Be Prepared. There is no “escape” from the possibility of adverse weather conditions during travel.
The winter of 2015 was a time that won’t be soon forgotten in the Northeast. The Northeastern region of the United States, endured a brutal winter. The amount of snow was record breaking. New Englanders are known for enduring powerful Nor’easters. A nor’easter, pronounced [nawr-ee-ster], is a “wicked” weather system that can be relentless. There are two types on-shore and off-shore forming. According to Explore Massachusetts at Explore-Massachusetts.com, such storms can be forceful with winds that exceed hurricane force winds.
The Origin Of Name
Nor’easter,the wind direction comes from the northeast, thus giving this type of storm its fierce name. “The nor’easter storm can also become a blizzard when sustained winds reach at least 35 mph with freezing temperatures, visibilities reach 1/4 mile or less and the storm lasts at least 3 hours”. In New England, Boston, the storms where brutal, relentless, and severe, in the winter of 2015.
Time and energy and careful planning is essential for enduring the notorious weather conditions of a true nor’easter.
How do New Englanders endure such severe winters; Maybe dreaming of a tropical paradise. Yes, lets escape to the Tropics.
If you are from a region of the United States that is, “up north”, a getaway “down south”, may seem like a bohemian dream. Bohemian travel styling promotes spontaneity and adaptability.
Respecting The Elements
A savvy bohemian/ gypsy traveler respects the weather. Although a quick pack of your bathing suit and flip flops may seem appropriate; adverse weather conditions may “slow your roll”. Planning is essential to surviving winters in New England, but don’t underestimate the unpredictable, untamed, and unforgiving forces of the tropics.
Be in the know before you go. I am a weather watcher. I follow seasonal weather patterns globally. Before you go, watch the weather locally, from your point of departure, the places in between, and your final destination.
Interrupted travel, can be more manageable with simple planning. First, seasonal travel destinations, may have an ideal time to vacation there. For, example a sub-tropical or tropical destination endures both a rainy and hurricane season. Because these two seasons cover the entire calendar, plan and pack well. Gone are the days of idealizing tropical weather conditions. It is no longer “cool” to embrace a weak minded blaise attitude, that fuels notions like let’s have a ” hurricane party, or ” riding the storm out” in the Florida Keys will be” rad”.
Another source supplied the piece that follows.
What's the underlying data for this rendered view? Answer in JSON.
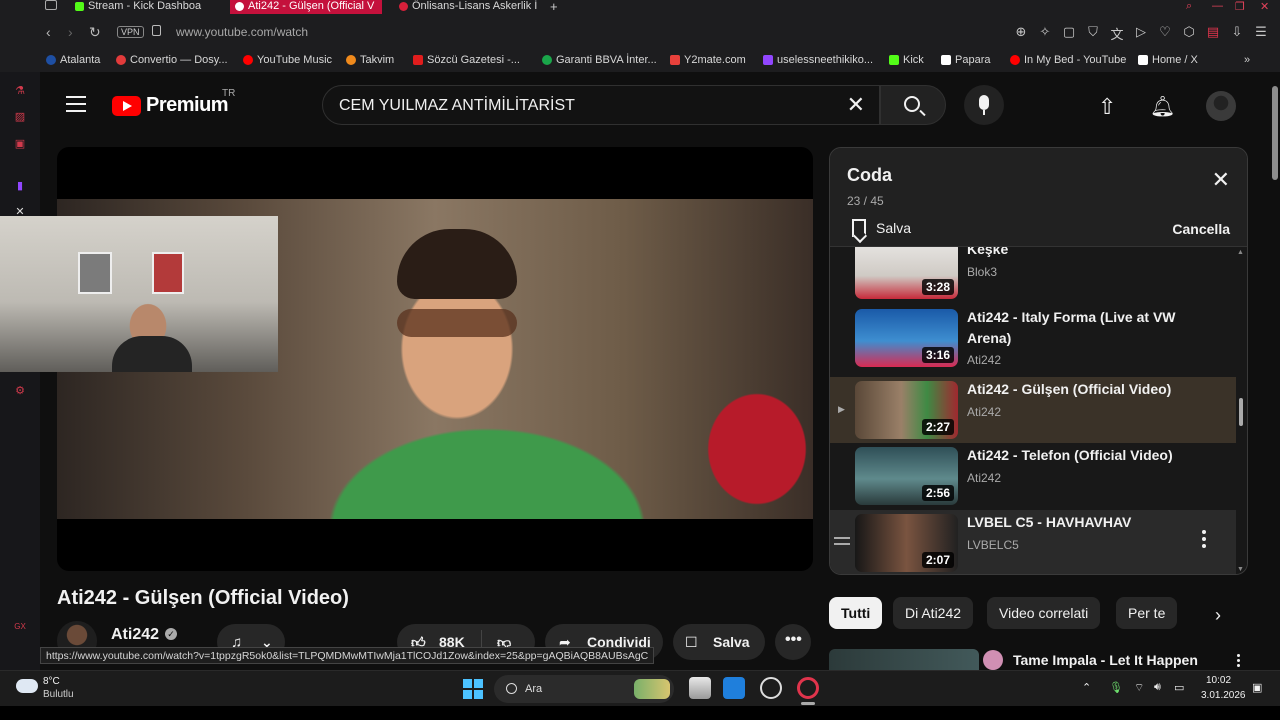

Because the tropics can be extreme pack well. Avoid over-packing. Pack light gear, include garnets that are light and fast drying, which are ideal for tropical conditions. Depending on the time of year,the days can be hot or cool, and even cold. Expect high humidity, and consider the weather when planning outings on a daily basis. In the rainy season, in the tropics or sub tropics, as a general rule, I like to make plans early, before the rain. Although I love to watch it rain, severe weather, lighting can precede the actual rain event. Take cover at the first indication of severe weather.
“Give me shelter“, if you find yourself in tropical storm force or hurricane conditions, shelter may become a “haven”. Find a sound building that is not in a flood zone, which may be a tall order in the tropics.
A modern bohemian/gypsy is a savvy traveler. Plan well, pack well, have flexibility and adaptability. A modern bohemian/ gypsy travels often, travels light, and may travel to places that are more known than unknown. I travel to getaway and relax, therefore, I enjoy revisiting parts more known.
Create a travel plan that embraces reality not idealism.
Travel Often. Travel Well. Travel Bohemian.” A Gypsy Travels”.